Source data: Begin

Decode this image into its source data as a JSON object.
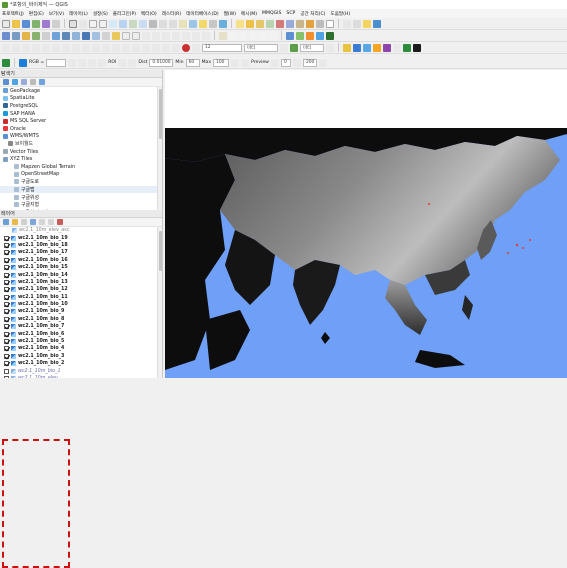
{
  "window": {
    "title": "*포항의_바이제익 — QGIS"
  },
  "menu": [
    "프로젝트(J)",
    "편집(E)",
    "보기(V)",
    "레이어(L)",
    "설정(S)",
    "플러그인(P)",
    "벡터(O)",
    "래스터(R)",
    "데이터베이스(D)",
    "웹(W)",
    "메시(M)",
    "MMQGIS",
    "SCP",
    "공간 처리(C)",
    "도움말(H)"
  ],
  "toolbar3": {
    "zoom_value": "12",
    "unit": "미터",
    "unit2": "미터"
  },
  "toolbar_scp": {
    "rgb_label": "RGB =",
    "roi_label": "ROI",
    "dist_label": "Dist",
    "dist_value": "0.01000",
    "min_label": "Min",
    "min_value": "60",
    "max_label": "Max",
    "max_value": "100",
    "preview_label": "Preview",
    "t_value": "0",
    "s_value": "200"
  },
  "browser_panel": {
    "title": "탐색기",
    "items": [
      {
        "label": "GeoPackage",
        "icon": "geopackage-icon"
      },
      {
        "label": "SpatiaLite",
        "icon": "spatialite-icon"
      },
      {
        "label": "PostgreSQL",
        "icon": "postgresql-icon"
      },
      {
        "label": "SAP HANA",
        "icon": "sap-hana-icon"
      },
      {
        "label": "MS SQL Server",
        "icon": "mssql-icon"
      },
      {
        "label": "Oracle",
        "icon": "oracle-icon"
      },
      {
        "label": "WMS/WMTS",
        "icon": "wms-icon"
      },
      {
        "label": "브이월드",
        "icon": "vworld-icon"
      },
      {
        "label": "Vector Tiles",
        "icon": "vector-tiles-icon"
      },
      {
        "label": "XYZ Tiles",
        "icon": "xyz-tiles-icon"
      },
      {
        "label": "Mapzen Global Terrain",
        "icon": "tile-icon"
      },
      {
        "label": "OpenStreetMap",
        "icon": "tile-icon"
      },
      {
        "label": "구글도로",
        "icon": "tile-icon"
      },
      {
        "label": "구글맵",
        "icon": "tile-icon"
      },
      {
        "label": "구글위성",
        "icon": "tile-icon"
      },
      {
        "label": "구글지형",
        "icon": "tile-icon"
      },
      {
        "label": "구글하이브리드",
        "icon": "tile-icon"
      }
    ]
  },
  "layers_panel": {
    "title": "레이어",
    "top_item": "wc2.1_10m_elev_asc",
    "layers": [
      "wc2.1_10m_bio_19",
      "wc2.1_10m_bio_18",
      "wc2.1_10m_bio_17",
      "wc2.1_10m_bio_16",
      "wc2.1_10m_bio_15",
      "wc2.1_10m_bio_14",
      "wc2.1_10m_bio_13",
      "wc2.1_10m_bio_12",
      "wc2.1_10m_bio_11",
      "wc2.1_10m_bio_10",
      "wc2.1_10m_bio_9",
      "wc2.1_10m_bio_8",
      "wc2.1_10m_bio_7",
      "wc2.1_10m_bio_6",
      "wc2.1_10m_bio_5",
      "wc2.1_10m_bio_4",
      "wc2.1_10m_bio_3",
      "wc2.1_10m_bio_2"
    ],
    "bottom_items": [
      "wc2.1_10m_bio_1",
      "wc2.1_10m_elev"
    ]
  },
  "colors": {
    "ocean": "#6f9ff7",
    "land_dark": "#0d0d0d",
    "highlight": "#cc1111",
    "qgis_green": "#589632"
  }
}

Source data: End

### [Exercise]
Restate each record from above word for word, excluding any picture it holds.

### [Answer for this exercise]
Decode this image into its source data as a JSON object.
{
  "window": {
    "title": "*포항의_바이제익 — QGIS"
  },
  "menu": [
    "프로젝트(J)",
    "편집(E)",
    "보기(V)",
    "레이어(L)",
    "설정(S)",
    "플러그인(P)",
    "벡터(O)",
    "래스터(R)",
    "데이터베이스(D)",
    "웹(W)",
    "메시(M)",
    "MMQGIS",
    "SCP",
    "공간 처리(C)",
    "도움말(H)"
  ],
  "toolbar3": {
    "zoom_value": "12",
    "unit": "미터",
    "unit2": "미터"
  },
  "toolbar_scp": {
    "rgb_label": "RGB =",
    "roi_label": "ROI",
    "dist_label": "Dist",
    "dist_value": "0.01000",
    "min_label": "Min",
    "min_value": "60",
    "max_label": "Max",
    "max_value": "100",
    "preview_label": "Preview",
    "t_value": "0",
    "s_value": "200"
  },
  "browser_panel": {
    "title": "탐색기",
    "items": [
      {
        "label": "GeoPackage",
        "icon": "geopackage-icon"
      },
      {
        "label": "SpatiaLite",
        "icon": "spatialite-icon"
      },
      {
        "label": "PostgreSQL",
        "icon": "postgresql-icon"
      },
      {
        "label": "SAP HANA",
        "icon": "sap-hana-icon"
      },
      {
        "label": "MS SQL Server",
        "icon": "mssql-icon"
      },
      {
        "label": "Oracle",
        "icon": "oracle-icon"
      },
      {
        "label": "WMS/WMTS",
        "icon": "wms-icon"
      },
      {
        "label": "브이월드",
        "icon": "vworld-icon"
      },
      {
        "label": "Vector Tiles",
        "icon": "vector-tiles-icon"
      },
      {
        "label": "XYZ Tiles",
        "icon": "xyz-tiles-icon"
      },
      {
        "label": "Mapzen Global Terrain",
        "icon": "tile-icon"
      },
      {
        "label": "OpenStreetMap",
        "icon": "tile-icon"
      },
      {
        "label": "구글도로",
        "icon": "tile-icon"
      },
      {
        "label": "구글맵",
        "icon": "tile-icon"
      },
      {
        "label": "구글위성",
        "icon": "tile-icon"
      },
      {
        "label": "구글지형",
        "icon": "tile-icon"
      },
      {
        "label": "구글하이브리드",
        "icon": "tile-icon"
      }
    ]
  },
  "layers_panel": {
    "title": "레이어",
    "top_item": "wc2.1_10m_elev_asc",
    "layers": [
      "wc2.1_10m_bio_19",
      "wc2.1_10m_bio_18",
      "wc2.1_10m_bio_17",
      "wc2.1_10m_bio_16",
      "wc2.1_10m_bio_15",
      "wc2.1_10m_bio_14",
      "wc2.1_10m_bio_13",
      "wc2.1_10m_bio_12",
      "wc2.1_10m_bio_11",
      "wc2.1_10m_bio_10",
      "wc2.1_10m_bio_9",
      "wc2.1_10m_bio_8",
      "wc2.1_10m_bio_7",
      "wc2.1_10m_bio_6",
      "wc2.1_10m_bio_5",
      "wc2.1_10m_bio_4",
      "wc2.1_10m_bio_3",
      "wc2.1_10m_bio_2"
    ],
    "bottom_items": [
      "wc2.1_10m_bio_1",
      "wc2.1_10m_elev"
    ]
  },
  "colors": {
    "ocean": "#6f9ff7",
    "land_dark": "#0d0d0d",
    "highlight": "#cc1111",
    "qgis_green": "#589632"
  }
}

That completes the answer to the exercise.